Reports that a private radio station and independent television station have been attacked in Bujumbura, Burundi, have led to fears that an all-out war might break out in the East African country.
Supporters of Burundian President Pierre Nkurunziza launched the attacks on Thursday, less than 24 hours after the army led an attempted coup in the capital.
— Viviana Brun (@anaivivbrun) May 14, 2015
Witnesses say that the African Public Radio (RPA) station was hit by a rocket, which set the building ablaze. In the two weeks of protests that have rocked the country following the president’s plans to stand for a third term, RPA was put out of service, only to recommence broadcast after the coup was launched.

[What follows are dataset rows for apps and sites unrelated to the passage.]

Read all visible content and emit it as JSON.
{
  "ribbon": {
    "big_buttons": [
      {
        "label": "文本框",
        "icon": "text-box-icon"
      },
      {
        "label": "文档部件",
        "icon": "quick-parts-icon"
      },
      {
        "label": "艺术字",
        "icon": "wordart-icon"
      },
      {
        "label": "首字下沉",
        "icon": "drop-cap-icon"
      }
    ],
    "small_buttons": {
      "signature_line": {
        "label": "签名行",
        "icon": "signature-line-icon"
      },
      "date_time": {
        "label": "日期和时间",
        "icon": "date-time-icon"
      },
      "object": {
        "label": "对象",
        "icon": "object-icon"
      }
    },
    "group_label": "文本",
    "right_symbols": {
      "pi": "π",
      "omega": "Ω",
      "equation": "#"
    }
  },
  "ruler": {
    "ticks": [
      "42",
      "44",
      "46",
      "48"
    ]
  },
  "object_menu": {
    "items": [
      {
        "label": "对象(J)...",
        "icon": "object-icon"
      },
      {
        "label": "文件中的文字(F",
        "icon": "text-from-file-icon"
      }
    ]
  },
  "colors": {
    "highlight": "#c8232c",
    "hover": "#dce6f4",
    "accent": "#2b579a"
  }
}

Burundi’s army led the coup, with Major General Godefroid Niyombareh taking charge. Nkurunziza was out of the country when the attempted coup took place on Wednesday, attending an East African Community meeting in Dar es Salaam. In Nkurunziza’s absence, the army announced on radio that the coup had been a success.
“The masses have decided to take into their own hands the destiny of the nation to remedy this unconstitutional environment into which Burundi has been plunged,” Niyombareh said in a statement. “President Pierre Nkurunziza has been relieved of his duties. The government is overthrown.”
But Nkurunziza’s camp has rubbished the claims of success, calling them a “joke”.
The president is currently hidden away in Tanzania, while his loyalists have been attacking broadcast channels in the capital. Innocent Muhozi, who owns an independent TV station in Burundi, told media that pro-Nkurunziza forces and the ruling youth party are responsible for the attacks.
The East African Community will be wondering how the AU is going to react to the crisis. The stalemate is a political one, involving political parties and actors, but there are still major ethnic fault lines in Burundi, which has significant Hutu and Tutsi ethnic divisions. If the crisis is not resolved amicably and soon, Burundi’s crisis could becom a larger issue for the region.
Heavy gunfire and explosions are still to be heard through the capital as the army and Nkurunziza’s supporters continue the fighting. In the midst of it all, it’s still unclear who exactly is leading the country.